    Read the book Presidents' Day by Lynn Hamilton. Then discuss a few fun facts about some of the more famous presidents.

    George Washington: 1st President

    1. He was a general in the Army.
    2. He refused to accept his pay for being president.
    3. His teeth were made of ivory.

    Thomas Jefferson: 3rd President

    1. He had a pet mockingbird.
    2. He was a great farmer.
    3. When he was president he sent his friend to explore the west.

    Abraham Lincoln: 16th President

    1. He was a good wrestler.
    2. He wanted all people to be free.
    3. At 6’4" he was the tallest president.

    John F. Kennedy, White House color photo portrait John Kennedy: 35th President

    1. He wanted the United States to be the first country to have a man go to the moon.
    2. Someone who didn’t like him shot him.
    3. He was the first Boy Scout to become president.

    Barack Obama: 44th President

    1. He likes to play basketball.
    2. He is the first African-American president.
    3. He collects Spider-man comic books.


    Make a timeline of the 5 presidents we talked about.
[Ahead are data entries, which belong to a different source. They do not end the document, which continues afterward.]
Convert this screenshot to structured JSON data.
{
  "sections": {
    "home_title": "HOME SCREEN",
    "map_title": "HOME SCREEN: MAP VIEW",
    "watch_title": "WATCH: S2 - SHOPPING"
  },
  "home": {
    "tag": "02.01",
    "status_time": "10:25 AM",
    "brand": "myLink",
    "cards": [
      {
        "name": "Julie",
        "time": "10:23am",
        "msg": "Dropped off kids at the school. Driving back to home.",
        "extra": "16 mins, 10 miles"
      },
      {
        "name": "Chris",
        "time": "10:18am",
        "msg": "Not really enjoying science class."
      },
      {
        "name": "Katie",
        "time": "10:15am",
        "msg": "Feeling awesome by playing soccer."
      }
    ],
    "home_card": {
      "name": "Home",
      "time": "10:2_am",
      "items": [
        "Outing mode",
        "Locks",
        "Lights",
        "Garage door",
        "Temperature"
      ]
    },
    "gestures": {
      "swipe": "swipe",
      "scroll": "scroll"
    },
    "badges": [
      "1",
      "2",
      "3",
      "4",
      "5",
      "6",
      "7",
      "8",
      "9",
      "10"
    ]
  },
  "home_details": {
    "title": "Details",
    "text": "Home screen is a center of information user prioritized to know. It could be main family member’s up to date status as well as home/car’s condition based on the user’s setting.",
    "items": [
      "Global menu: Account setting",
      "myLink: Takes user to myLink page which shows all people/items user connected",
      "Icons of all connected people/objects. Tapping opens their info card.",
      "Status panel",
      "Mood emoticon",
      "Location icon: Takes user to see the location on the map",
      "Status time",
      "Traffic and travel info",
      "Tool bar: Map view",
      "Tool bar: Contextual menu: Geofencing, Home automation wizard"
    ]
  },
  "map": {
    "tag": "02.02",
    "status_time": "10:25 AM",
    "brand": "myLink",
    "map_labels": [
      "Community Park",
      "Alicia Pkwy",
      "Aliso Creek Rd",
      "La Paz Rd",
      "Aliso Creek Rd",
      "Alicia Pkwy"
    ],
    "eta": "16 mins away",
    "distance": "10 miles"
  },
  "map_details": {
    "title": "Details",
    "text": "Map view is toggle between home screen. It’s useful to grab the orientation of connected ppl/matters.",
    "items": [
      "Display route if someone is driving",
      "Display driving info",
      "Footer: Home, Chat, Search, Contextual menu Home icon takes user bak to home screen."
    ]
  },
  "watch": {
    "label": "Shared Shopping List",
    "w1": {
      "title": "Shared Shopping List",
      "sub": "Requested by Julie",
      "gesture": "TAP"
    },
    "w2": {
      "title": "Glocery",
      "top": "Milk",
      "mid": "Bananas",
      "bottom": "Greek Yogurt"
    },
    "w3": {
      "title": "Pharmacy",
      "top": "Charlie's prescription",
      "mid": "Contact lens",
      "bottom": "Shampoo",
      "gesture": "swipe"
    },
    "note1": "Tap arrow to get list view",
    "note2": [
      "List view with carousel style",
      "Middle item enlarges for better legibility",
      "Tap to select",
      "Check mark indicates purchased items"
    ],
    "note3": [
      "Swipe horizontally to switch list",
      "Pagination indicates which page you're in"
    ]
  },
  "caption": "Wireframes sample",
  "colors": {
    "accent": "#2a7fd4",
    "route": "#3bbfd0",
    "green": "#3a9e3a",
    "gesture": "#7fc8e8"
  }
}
Use the timeline worksheet.

    • Fold the construction paper in half length-wise. Then draw a horizontal line along the fold.
    • Draw five vertical lines through the long horizontal line. Spread them out.
    • From left to right glue the numbers in order on the top of the vertical lines.
    • Match the number with the correct president and glue it to the bottom of the vertical line. Draw and color a picture of something about each president.